Inside the Studio

George Pavel’s Dialogue Between Form and Space

What are the major themes you pursue in your work?

The relationship between man and the universe is the main theme of my sculptures. I believe that the human being is actually a big Universe in itself. The dialogue between form and space, light and shadow, is the main feature of the architecture of my work. My forms have a dialogue with the space. They even begin to be movable on their own. Through their compositional structure and dynamic character they are adjacent to the infinity. Due to space being a sculptural element, a moldable material, the sculpture appears open, full of energy.

How did you first get interested in your medium, and what draws you to it specifically?

Sculpting bronze, steel, alabaster or marble is a form of artistry unlike any other.  They are solid, durable and malleable medium capable of being transformed into just about anything the imagination can fathom, like colossal sculpture abstractions but also delicate small-scale art pieces. My formal vocabulary acts diversified with various forms, but with an unmistakable fondness for the vertical. Besides simulating a high-flying, I deal with the spatial part in compact structures.

How has your style and practice changed over the years?

My style changed from a young passion in to a complex vision. I’m trying to create metaphorical shapes, and fit them into the wider context of the Universe. This is why these shapes will always transpose you into the Universe, make you think about the objects’ motion in the Universe. My sculptures produce aesthetic emotions through the harmony between polished and unpolished surfaces.

Can you walk us through your process? Do you begin with a sketch, or do you just jump in? How long do you spend on one work? How do you know when it is finished?

The act of creation is actually casting a dream. Many of my shapes are dreamt before being realised. After ‘dreaming’ a shape, an idea, I’m trying to illustrate them through drawings. Then, I start to mold these thoughts, to give them an actual shape. After getting the sculpture from the foundry and doing the polishing, I start applying the patina. The patina makes it look noble and emphasizes the contrast between light and shade, between the intensity of the color and the surfaces of the sculpture, as well as the ‘empty’ versus ‘full’ dynamics.

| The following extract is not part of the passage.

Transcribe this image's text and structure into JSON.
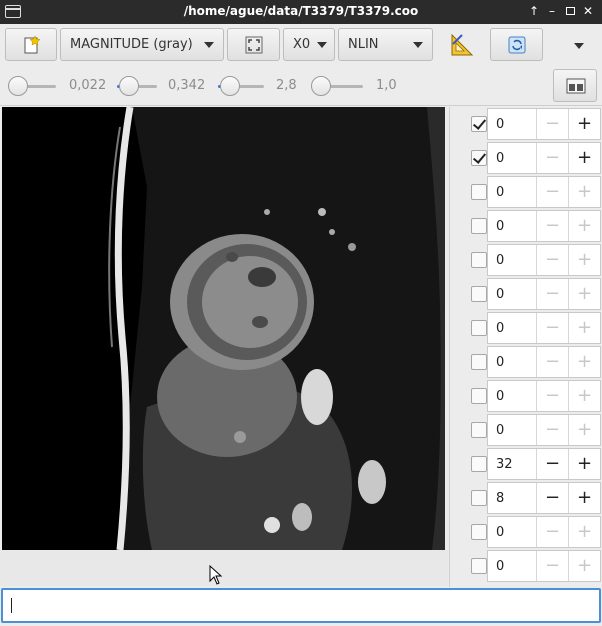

Who are some of your favorite artists and why?

I found a new form of dialogue with the open space, the one which the world famous Romanian artist Brancusi had opened in the early twentieth century.  What inspires me even today are his words: “Simplicity is not an end in art, but we usually arrive at simplicity as we approach the true sense of things.

Prefer to work with music or in silence?

I do enjoy working with music in background. I do feel that that the environment we experience influences our creative process. When we experience variations in lighting, colors on the walls, different smells, and different types of sounds, they evoke different feelings within us and in turn these sensory experiences invade our creative process.

About the Author

Evangelyn Delacare is the Associate Curator at Saatchi Art. Need help finding art? Contact her via our free Art Advisory service at